by Tom Gaylord
Writing as B.B. Pelletier
Hatsan Sortie precharged pistol.
This report covers:
- Three magazines
- RWS Superdome
- H&N Field Target Trophy (5.55mm)
- Hand pump
- JSB Exact RS
- Discharge sound
- Is this a semiautomatic?
- Evaluation so far
Today we look at the power of the new Hatsan Sortie semiautomatic air pistol. I told you in Part 1 that it is a 12 foot-pound gun, so the discharge sound shouldn’t be too great, but we will find out today.
I didn’t show you the stuff that comes with the gun in Part 1, so let’s look at it now. First and foremost, there are three magazines in the box with the pistol. That’s very generous of Hatsan, and the two extras save you about 50 dollars! You also get a fill probe and a set of o-rings and a seal for the gun.
There is also a Hatsan probe to fill the gun, but if you are already into PCPs I recommend you consider getting an adaptor from Pyramyd Air into which your probe is screwed. That saves you lots of time. It also fits the probes from other airguns and saves you from having to change adaptors to fill certain airguns.
The reservoir volume is 62 cc, so the air charge is small. That makes this pistol a perfect candidate for a hand pump. The Sortie takes a fill to 200 bar, which is 2,900 psi, so I will fill it with an Air Venturi G6 pump and let you know how it goes.
Hatsan put a plug in the port for the fill probe to keep the gun clean between fills. Remember to put it back after you fill.
The Sortie arrived with a partial fill to keep the valves shut. I filled it from a tank for the first set of shooting. I filled to 3,000 psi, because some pressure is lost in the line bleed and more goes from the heat of compression.

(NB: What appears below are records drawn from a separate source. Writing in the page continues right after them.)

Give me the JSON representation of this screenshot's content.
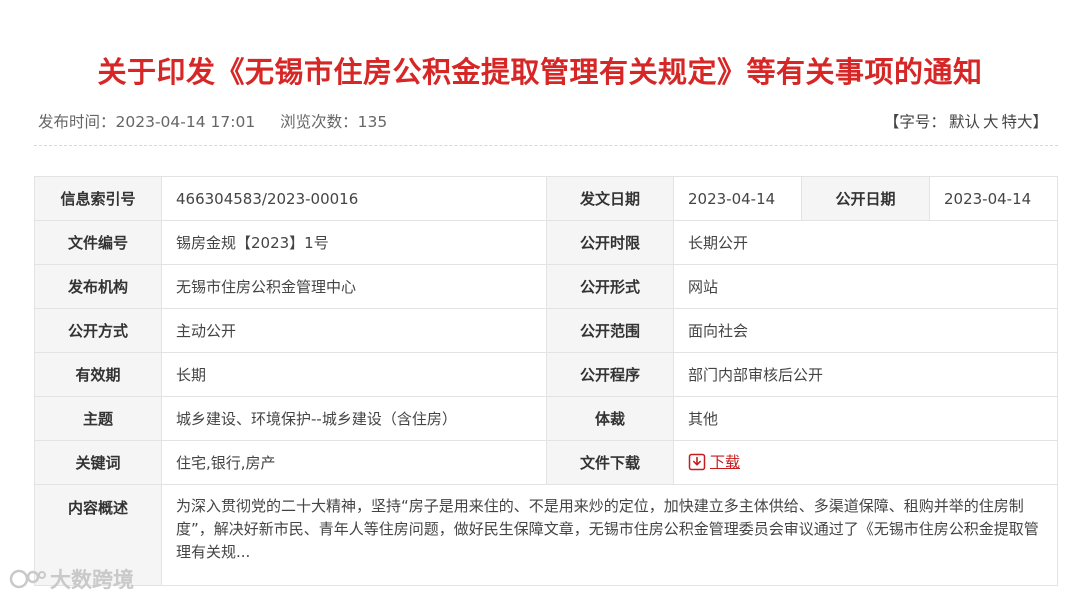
{
  "article": {
    "title": "关于印发《无锡市住房公积金提取管理有关规定》等有关事项的通知",
    "publish_time": "发布时间：2023-04-14 17:01",
    "views": "浏览次数：135",
    "font_size": {
      "open": "【字号：",
      "default": "默认",
      "large": "大",
      "xlarge": "特大",
      "close": "】"
    }
  },
  "info": {
    "rows": [
      {
        "k1": "信息索引号",
        "v1": "466304583/2023-00016",
        "k2": "发文日期",
        "v2": "2023-04-14",
        "k3": "公开日期",
        "v3": "2023-04-14"
      },
      {
        "k1": "文件编号",
        "v1": "锡房金规【2023】1号",
        "k2": "公开时限",
        "v2": "长期公开"
      },
      {
        "k1": "发布机构",
        "v1": "无锡市住房公积金管理中心",
        "k2": "公开形式",
        "v2": "网站"
      },
      {
        "k1": "公开方式",
        "v1": "主动公开",
        "k2": "公开范围",
        "v2": "面向社会"
      },
      {
        "k1": "有效期",
        "v1": "长期",
        "k2": "公开程序",
        "v2": "部门内部审核后公开"
      },
      {
        "k1": "主题",
        "v1": "城乡建设、环境保护--城乡建设（含住房）",
        "k2": "体裁",
        "v2": "其他"
      },
      {
        "k1": "关键词",
        "v1": "住宅,银行,房产",
        "k2": "文件下载",
        "v2": "下载"
      }
    ],
    "summary_label": "内容概述",
    "summary": "为深入贯彻党的二十大精神，坚持“房子是用来住的、不是用来炒的定位，加快建立多主体供给、多渠道保障、租购并举的住房制度”，解决好新市民、青年人等住房问题，做好民生保障文章，无锡市住房公积金管理委员会审议通过了《无锡市住房公积金提取管理有关规..."
  },
  "watermark": "大数跨境",
  "colors": {
    "title": "#d62626",
    "download": "#c51d1d",
    "label_bg": "#f5f5f5"
  },
  "icons": {
    "download": "download-icon",
    "watermark": "watermark-logo-icon"
  }
}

The first pellet I tried was the venerable RWS Superdome . Ten of them averaged 681 f.p.s. That’s 14.94 foot pounds at the muzzle, so this Sortie is hotter than advertised. They ranged from 674 to 687 f.p.s., so a spread of 13 f.p.s.
I should mention that the magazine loads from the back. Each pellet is inserted into the magazine tail-first, which feels odd and does slow the loading a little. Once I got used to it, it was okay, but it isn’t my favorite feature.
H&N Field Target Trophy (5.55mm)
Next I loaded 10 H&N Field Target Trophy pellets. These have a 5.55mm head, so they are big! They averaged 658 f.p.s., but the Sortie came off the power band after the 5th shot in this second string, which was the 15th shot following the fill. Let me show you all the velocities, so you can see what I saw.
6…………….654 — off the power curve
At the average velocity the FTT generated 14.1 foot-pounds. The spread went from 643 to 672 f.p.s., so 29 f.p.s.
All the velocities in this string are good enough for accuracy, so I will say the Sortie has a shot count of at least 20 per fill. Given the small reservoir, that’s very good.
At the end of this string I saw that the onboard pressure gauge was at the bottom of the green. That indicates it’s time for a refill.
I refilled the pistol using an Air Venturi G6 hand pump. It took a few strokes to fill to the pressure that was in the reservoir. The pump gauge said that was 1800 psi. Then 60 more strokes to fill to 3,000. I’m 70 years old and it’s easy for me, so judge for yourself if you want to fill with a hand pump.
JSB Exact RS
The final pellet I tested was the JSB Exact RS dome. Given the power of the Sortie, this was the first pellet I thought of using. Ten averaged 690 f.p.s. with a 17 f.p.s. spread from 680 to 697 f.p.s. At the average velocity the RS pellet generated 14.2 foot pounds at the muzzle.
No doubt about it — the Sortie is not silenced in any way. It makes a solid 4-level bang on the 5-point Pyramyd Air noise scale. It won’t deafen you, but everyone will know something has happened when you shoot.
Is this a semiautomatic?
One question I had before the test was whether the Sortie is a true semiautomatic pistol, and not just a double action revolver? I’m pleased to tell you that it is really a semiautomatic. You’re getting what you’re paying for. However, the trigger needs to be understood.
The Sortie trigger is two stage. However, stage two has a lot of travel, almost like a single stage trigger. Stage two breaks at 3 lbs. 14 oz., so the pull isn’t too heavy. It’s something you will get used to.
Evaluation so far
So far, so good, I think. This is a brand new air pistol to me and I am learning to understand it, but I think Hatsan has put a lot of value into this package. Accuracy is next and you will remember that I plan to shoot with open sights first.